Water slides and lazy river does not transform governmental function of public pools to proprietary amusement function under TTCA
Tabitha Henry, Individually and on Behalf of the Estate of Kylie Lampson and as Next of Friend of A.H., Z.H. and H.H. v. The City of Angleton 01-13-00976-CV (Tex. App.- Houston, [1st District] October 28, 2014)
This is an appeal from the granting of the City’s plea to the jurisdiction in a Texas Tort Claims Act death case in which the First District Court of Appeals affirmed the trial court’s dismissal.
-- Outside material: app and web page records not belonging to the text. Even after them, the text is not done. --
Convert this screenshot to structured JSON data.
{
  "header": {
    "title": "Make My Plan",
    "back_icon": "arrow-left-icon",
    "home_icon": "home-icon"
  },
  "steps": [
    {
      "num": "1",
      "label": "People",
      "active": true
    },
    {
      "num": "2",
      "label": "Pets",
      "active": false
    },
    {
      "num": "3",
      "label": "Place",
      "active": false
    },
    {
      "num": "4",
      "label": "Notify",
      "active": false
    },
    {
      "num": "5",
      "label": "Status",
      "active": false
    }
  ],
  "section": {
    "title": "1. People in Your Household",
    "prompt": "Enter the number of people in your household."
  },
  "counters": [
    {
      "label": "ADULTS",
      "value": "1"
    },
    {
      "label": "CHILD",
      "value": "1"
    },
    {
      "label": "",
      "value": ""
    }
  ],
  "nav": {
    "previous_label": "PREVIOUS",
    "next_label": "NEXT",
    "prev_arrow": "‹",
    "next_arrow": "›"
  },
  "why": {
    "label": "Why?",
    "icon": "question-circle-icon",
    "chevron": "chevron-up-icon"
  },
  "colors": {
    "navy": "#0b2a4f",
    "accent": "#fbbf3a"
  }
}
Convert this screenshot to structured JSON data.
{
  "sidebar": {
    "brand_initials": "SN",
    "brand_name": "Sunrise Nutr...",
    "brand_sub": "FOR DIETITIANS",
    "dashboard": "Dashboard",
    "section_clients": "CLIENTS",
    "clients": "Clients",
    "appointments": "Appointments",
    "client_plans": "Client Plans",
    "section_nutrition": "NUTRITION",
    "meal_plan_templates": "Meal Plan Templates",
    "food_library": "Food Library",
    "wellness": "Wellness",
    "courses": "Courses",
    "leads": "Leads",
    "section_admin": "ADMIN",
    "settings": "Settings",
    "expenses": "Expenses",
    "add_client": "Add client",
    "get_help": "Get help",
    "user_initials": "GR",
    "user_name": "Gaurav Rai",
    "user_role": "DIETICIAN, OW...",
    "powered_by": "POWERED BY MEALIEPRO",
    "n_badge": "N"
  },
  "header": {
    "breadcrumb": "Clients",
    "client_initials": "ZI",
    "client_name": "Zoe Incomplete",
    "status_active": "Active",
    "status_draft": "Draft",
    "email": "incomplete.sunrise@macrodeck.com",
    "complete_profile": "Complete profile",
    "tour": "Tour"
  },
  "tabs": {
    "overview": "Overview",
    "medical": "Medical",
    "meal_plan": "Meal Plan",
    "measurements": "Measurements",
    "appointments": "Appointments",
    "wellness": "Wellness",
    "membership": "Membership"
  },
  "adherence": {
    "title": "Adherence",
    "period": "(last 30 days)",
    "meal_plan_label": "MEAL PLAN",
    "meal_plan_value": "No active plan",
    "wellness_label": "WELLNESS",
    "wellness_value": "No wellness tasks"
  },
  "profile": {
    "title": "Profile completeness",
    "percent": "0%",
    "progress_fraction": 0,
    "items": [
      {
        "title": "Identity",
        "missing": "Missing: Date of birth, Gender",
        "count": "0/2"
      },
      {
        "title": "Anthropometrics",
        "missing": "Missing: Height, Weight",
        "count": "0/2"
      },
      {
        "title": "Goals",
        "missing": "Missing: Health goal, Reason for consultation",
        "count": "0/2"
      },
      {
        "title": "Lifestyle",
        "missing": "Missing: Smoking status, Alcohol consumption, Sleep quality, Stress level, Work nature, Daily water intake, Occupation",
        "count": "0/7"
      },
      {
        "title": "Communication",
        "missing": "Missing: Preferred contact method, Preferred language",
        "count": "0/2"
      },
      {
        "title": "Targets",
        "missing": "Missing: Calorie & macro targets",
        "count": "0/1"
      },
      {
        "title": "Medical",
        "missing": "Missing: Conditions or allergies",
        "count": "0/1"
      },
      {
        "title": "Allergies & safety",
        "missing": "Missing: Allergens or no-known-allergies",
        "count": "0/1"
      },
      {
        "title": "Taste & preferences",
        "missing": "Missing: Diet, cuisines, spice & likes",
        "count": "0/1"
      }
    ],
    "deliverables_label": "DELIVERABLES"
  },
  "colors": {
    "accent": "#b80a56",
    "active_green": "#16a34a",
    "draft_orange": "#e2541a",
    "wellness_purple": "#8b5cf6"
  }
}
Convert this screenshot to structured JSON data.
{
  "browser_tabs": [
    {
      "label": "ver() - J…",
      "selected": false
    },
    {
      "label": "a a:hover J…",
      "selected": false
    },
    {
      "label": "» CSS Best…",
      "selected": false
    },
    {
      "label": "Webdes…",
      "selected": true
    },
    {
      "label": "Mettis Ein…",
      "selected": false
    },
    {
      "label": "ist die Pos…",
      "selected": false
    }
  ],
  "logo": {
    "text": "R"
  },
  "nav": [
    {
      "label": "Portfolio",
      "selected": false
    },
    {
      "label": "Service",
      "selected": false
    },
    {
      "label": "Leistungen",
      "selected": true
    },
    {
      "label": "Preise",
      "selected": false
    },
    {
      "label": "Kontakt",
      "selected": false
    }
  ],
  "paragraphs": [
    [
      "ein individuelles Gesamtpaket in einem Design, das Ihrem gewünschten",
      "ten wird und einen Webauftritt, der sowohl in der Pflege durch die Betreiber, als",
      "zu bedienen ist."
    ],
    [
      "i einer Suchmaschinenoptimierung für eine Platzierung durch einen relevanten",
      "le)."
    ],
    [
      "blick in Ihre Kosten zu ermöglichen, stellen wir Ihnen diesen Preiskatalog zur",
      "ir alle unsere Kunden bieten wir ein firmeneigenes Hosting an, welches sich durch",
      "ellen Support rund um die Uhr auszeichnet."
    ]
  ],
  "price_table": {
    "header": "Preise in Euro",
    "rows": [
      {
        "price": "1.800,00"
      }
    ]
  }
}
The City of Angleton owns a recreation center which includes a pool, waterslide, and other facilities. Kylie Lampson, an 11 year old girl, died due to drowning at the pool. Her parent sued alleging various actions including the facilities were “amusement based” due to water slides, a lazy river and other areas which are not “generic pools” so are proprietary in nature. Further, if they qualify as governmental functions, the lifeguard chair was negligently positioned to obscure full view of the pool. The City filed a plea which the trial court granted and Henry appealed.
The court first noted that while Tex. Civ. Prac. & Rem. Code §101.0215(b) states that amusement facilities are proprietary, subsection (a) expressly states public pools are governmental. The “introduction of a proprietary element into an activity designated by the Legislature as governmental does not serve to alter its classification.” The modern facilities merely enhance the pool experience, not alter its character. Further, the “ability to charge fees and make a profit does not in itself transform a governmental function into a proprietary function.” As a result, the operation of the facility is a governmental function entitling the City to immunity absent a waiver. To fall under the waiver for negligent use of tangible personal property, there must be a nexus between the use and the injury. Henry failed to allege the injury would not have occurred if the chair had been placed in a different position, so no nexus exists. Under the waiver of a premise defect, the recreational use statute applies, noting the City only had the duty owed to a trespasser. Since intentional or bad faith was not alleged, only gross negligence would apply requiring a subjective awareness of the extreme degree of risk. Nothing indicates the City knew the placement of the chair posed or ignored an extreme degree of risk to pool attendees. As a result, the trial court properly granted the plea.
If you would like to read this opinion, click here. Panel consisted of Justices Massengale, Brown and Huddle. Opinion by Justice Huddle. Attorneys for Appellant, Tabitha Henry, are Matthew Skrabanek and Kurt Arnold. Attorneys for Appellee, City of Angleton, are Patricia Hayden and John Hightower.